There is a time for bean dip, and there is a time for hard confront. One wishes the social gears to engage smoothly, but not at the price of becoming lubricant.
Heh. I wonder if he’s related to the manager of our local (as I call it) “Wrong Aid”.
We call him “John the Jerk”. He huffs at you if you bring in any coupons, gives snide comments to cashiers in front of customers, and storms around for no reason, casting a suspicious eye on everyone he sees. He posts unnecessary, huge notes on clearance signs (eg., 50% off lawn furniture might include a large annotation hand-written in sharpie that says “NOT INCLUDING UMBRELLAS!!!!”). I avoid the place if at all possible, even though it’s the closest drug store to my house, and instead drive across town to RITE Aid because the managers and cashiers there are way nicer. I’ve actually had random conversations with other customers at the better location about how much nicer the people are at that store than the other.
Such a shame that a bad manager can ruin a good store!
I’ve seen several people post that the OP overreacted. I understand him checking her bag if she was acting suspicious, but … … He though she was stealing a box of wine? I’m not being sarcastic here, I’m honestly confused.

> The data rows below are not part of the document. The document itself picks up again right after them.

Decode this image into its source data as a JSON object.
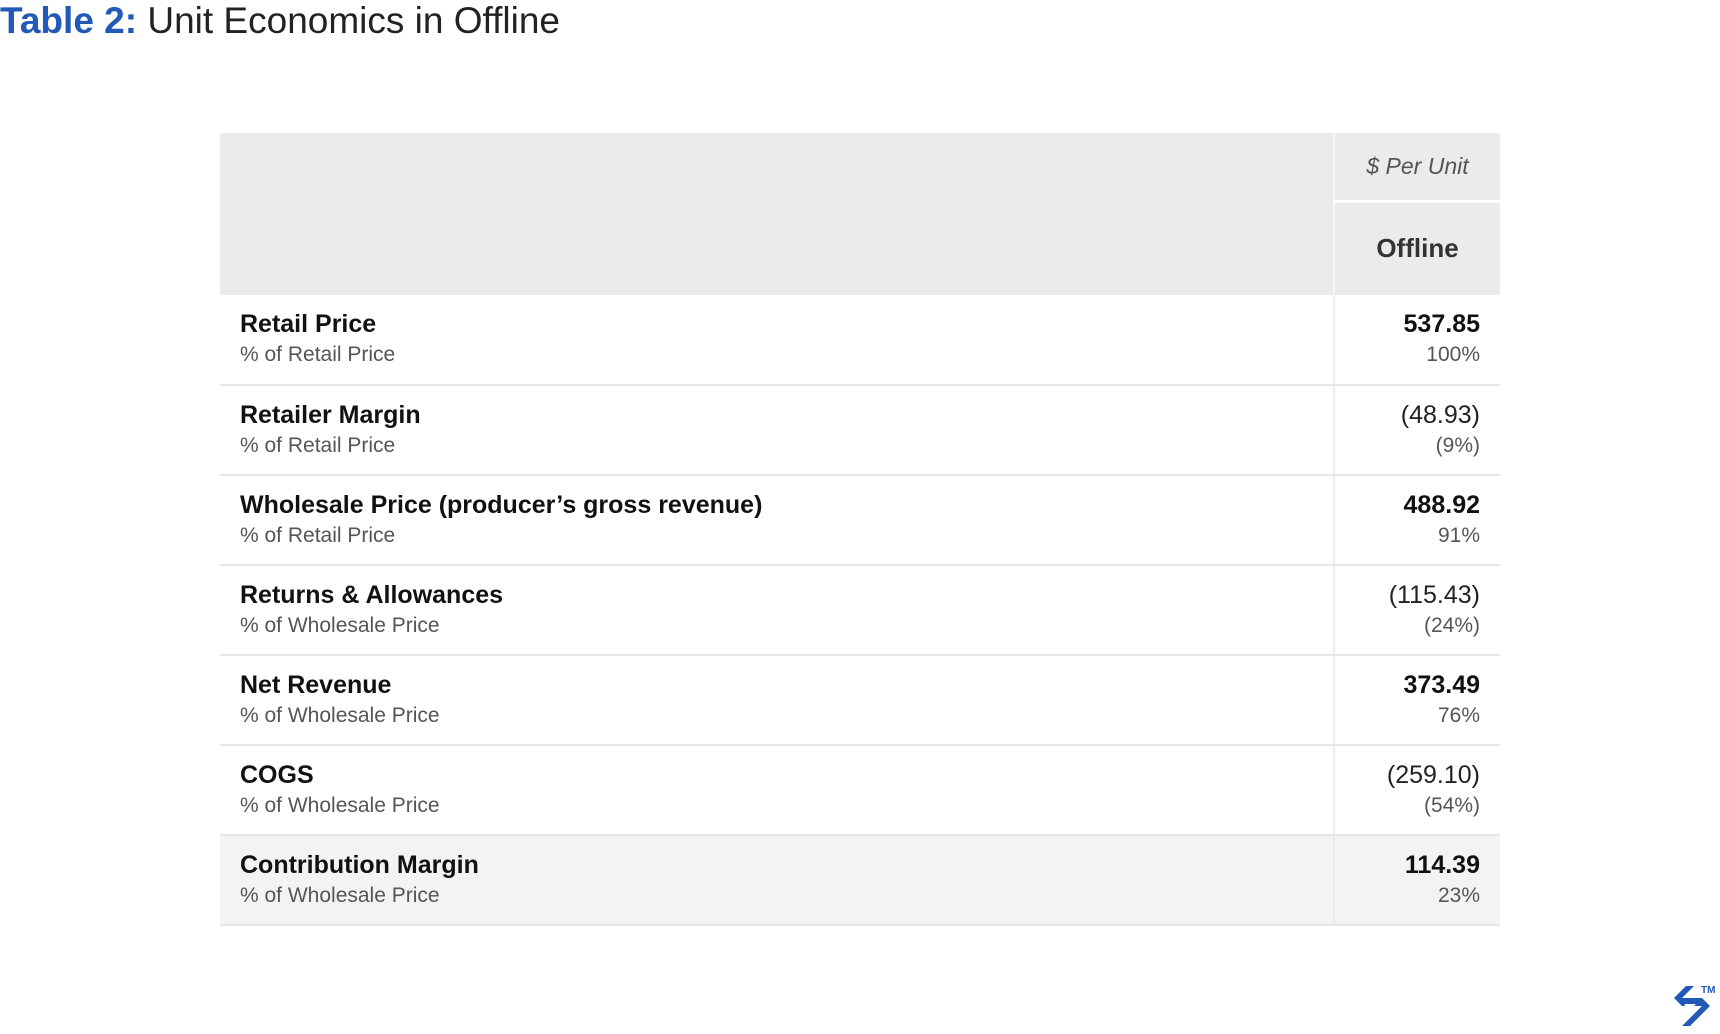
{
  "title": {
    "label": "Table 2:",
    "text": "Unit Economics in Offline"
  },
  "table": {
    "unit_header": "$ Per Unit",
    "column_header": "Offline",
    "rows": [
      {
        "name": "Retail Price",
        "sub": "% of Retail Price",
        "amount": "537.85",
        "pct": "100%",
        "bold": true
      },
      {
        "name": "Retailer Margin",
        "sub": "% of Retail Price",
        "amount": "(48.93)",
        "pct": "(9%)",
        "bold": false
      },
      {
        "name": "Wholesale Price (producer’s gross revenue)",
        "sub": "% of Retail Price",
        "amount": "488.92",
        "pct": "91%",
        "bold": true
      },
      {
        "name": "Returns & Allowances",
        "sub": "% of Wholesale Price",
        "amount": "(115.43)",
        "pct": "(24%)",
        "bold": false
      },
      {
        "name": "Net Revenue",
        "sub": "% of Wholesale Price",
        "amount": "373.49",
        "pct": "76%",
        "bold": true
      },
      {
        "name": "COGS",
        "sub": "% of Wholesale Price",
        "amount": "(259.10)",
        "pct": "(54%)",
        "bold": false
      },
      {
        "name": "Contribution Margin",
        "sub": "% of Wholesale Price",
        "amount": "114.39",
        "pct": "23%",
        "bold": true
      }
    ]
  },
  "brand": {
    "trademark": "TM",
    "accent_color": "#2059b6"
  }
}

Correct me if I’m wrong, but those things are like a foot tall, nearly as deep, and like 8 inches wide. Am I in the ballpark? Are there smaller sizes I’m not aware of and/or haven’t seen? Shouldn’t it have been blatantly apparent that she hadn’t (or at least if she had then it wasn’t in the bag)? Wouldn’t have been like trying to surreptitiously sneak out a gallon of milk?
With that detail in there (ignore this section if I’m wrong and there are box wines that are small enough to have conceivably been in the bag) it seems like the guy was just making a petty display of power. Classic Tiny-Fish-in-a-Shallow-Pond disorder. As I said before, I wouldn’t jump on an owner or manager for being on the cautious side, but I think the reason for checking the bag needs to be a little better than something that can be rejected though common sense.